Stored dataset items
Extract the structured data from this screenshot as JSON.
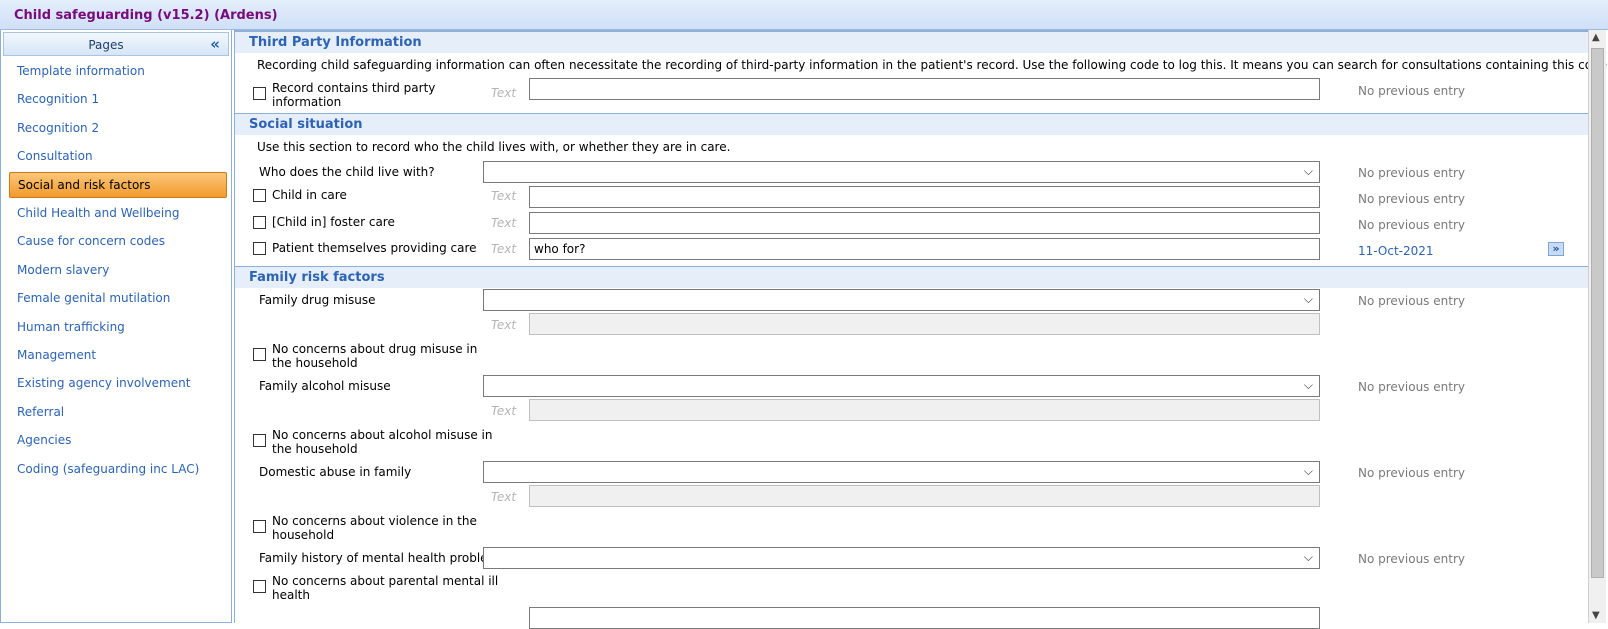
{
  "window": {
    "title": "Child safeguarding (v15.2) (Ardens)"
  },
  "sidebar": {
    "header": "Pages",
    "collapse_icon": "«",
    "items": [
      {
        "label": "Template information",
        "active": false
      },
      {
        "label": "Recognition 1",
        "active": false
      },
      {
        "label": "Recognition 2",
        "active": false
      },
      {
        "label": "Consultation",
        "active": false
      },
      {
        "label": "Social and risk factors",
        "active": true
      },
      {
        "label": "Child Health and Wellbeing",
        "active": false
      },
      {
        "label": "Cause for concern codes",
        "active": false
      },
      {
        "label": "Modern slavery",
        "active": false
      },
      {
        "label": "Female genital mutilation",
        "active": false
      },
      {
        "label": "Human trafficking",
        "active": false
      },
      {
        "label": "Management",
        "active": false
      },
      {
        "label": "Existing agency involvement",
        "active": false
      },
      {
        "label": "Referral",
        "active": false
      },
      {
        "label": "Agencies",
        "active": false
      },
      {
        "label": "Coding (safeguarding inc LAC)",
        "active": false
      }
    ]
  },
  "common": {
    "text_hint": "Text",
    "no_previous": "No previous entry",
    "dropdown_arrow": "⌵"
  },
  "third_party": {
    "header": "Third Party Information",
    "description": "Recording child safeguarding information can often necessitate the recording of third-party information in the patient's record. Use the following code to log this. It means you can search for consultations containing this code if needed:",
    "record_label_1": "Record contains third party",
    "record_label_2": "information",
    "record_value": ""
  },
  "social": {
    "header": "Social situation",
    "description": "Use this section to record who the child lives with, or whether they are in care.",
    "lives_with_label": "Who does the child live with?",
    "lives_with_value": "",
    "child_in_care_label": "Child in care",
    "foster_care_label": "[Child in] foster care",
    "providing_care_label": "Patient themselves providing care",
    "providing_care_value": "who for?",
    "providing_care_prev": "11-Oct-2021",
    "more_icon": "»"
  },
  "family": {
    "header": "Family risk factors",
    "drug_label": "Family drug misuse",
    "no_drug_1": "No concerns about drug misuse in",
    "no_drug_2": "the household",
    "alcohol_label": "Family alcohol misuse",
    "no_alcohol_1": "No concerns about alcohol misuse in",
    "no_alcohol_2": "the household",
    "domestic_label": "Domestic abuse in family",
    "no_violence_1": "No concerns about violence in the",
    "no_violence_2": "household",
    "mental_label": "Family history of mental health problems?",
    "no_mental_1": "No concerns about parental mental ill",
    "no_mental_2": "health"
  }
}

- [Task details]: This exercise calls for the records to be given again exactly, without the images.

- [Result below]:
Extract the structured data from this screenshot as JSON.
{
  "window": {
    "title": "Child safeguarding (v15.2) (Ardens)"
  },
  "sidebar": {
    "header": "Pages",
    "collapse_icon": "«",
    "items": [
      {
        "label": "Template information",
        "active": false
      },
      {
        "label": "Recognition 1",
        "active": false
      },
      {
        "label": "Recognition 2",
        "active": false
      },
      {
        "label": "Consultation",
        "active": false
      },
      {
        "label": "Social and risk factors",
        "active": true
      },
      {
        "label": "Child Health and Wellbeing",
        "active": false
      },
      {
        "label": "Cause for concern codes",
        "active": false
      },
      {
        "label": "Modern slavery",
        "active": false
      },
      {
        "label": "Female genital mutilation",
        "active": false
      },
      {
        "label": "Human trafficking",
        "active": false
      },
      {
        "label": "Management",
        "active": false
      },
      {
        "label": "Existing agency involvement",
        "active": false
      },
      {
        "label": "Referral",
        "active": false
      },
      {
        "label": "Agencies",
        "active": false
      },
      {
        "label": "Coding (safeguarding inc LAC)",
        "active": false
      }
    ]
  },
  "common": {
    "text_hint": "Text",
    "no_previous": "No previous entry",
    "dropdown_arrow": "⌵"
  },
  "third_party": {
    "header": "Third Party Information",
    "description": "Recording child safeguarding information can often necessitate the recording of third-party information in the patient's record. Use the following code to log this. It means you can search for consultations containing this code if needed:",
    "record_label_1": "Record contains third party",
    "record_label_2": "information",
    "record_value": ""
  },
  "social": {
    "header": "Social situation",
    "description": "Use this section to record who the child lives with, or whether they are in care.",
    "lives_with_label": "Who does the child live with?",
    "lives_with_value": "",
    "child_in_care_label": "Child in care",
    "foster_care_label": "[Child in] foster care",
    "providing_care_label": "Patient themselves providing care",
    "providing_care_value": "who for?",
    "providing_care_prev": "11-Oct-2021",
    "more_icon": "»"
  },
  "family": {
    "header": "Family risk factors",
    "drug_label": "Family drug misuse",
    "no_drug_1": "No concerns about drug misuse in",
    "no_drug_2": "the household",
    "alcohol_label": "Family alcohol misuse",
    "no_alcohol_1": "No concerns about alcohol misuse in",
    "no_alcohol_2": "the household",
    "domestic_label": "Domestic abuse in family",
    "no_violence_1": "No concerns about violence in the",
    "no_violence_2": "household",
    "mental_label": "Family history of mental health problems?",
    "no_mental_1": "No concerns about parental mental ill",
    "no_mental_2": "health"
  }
}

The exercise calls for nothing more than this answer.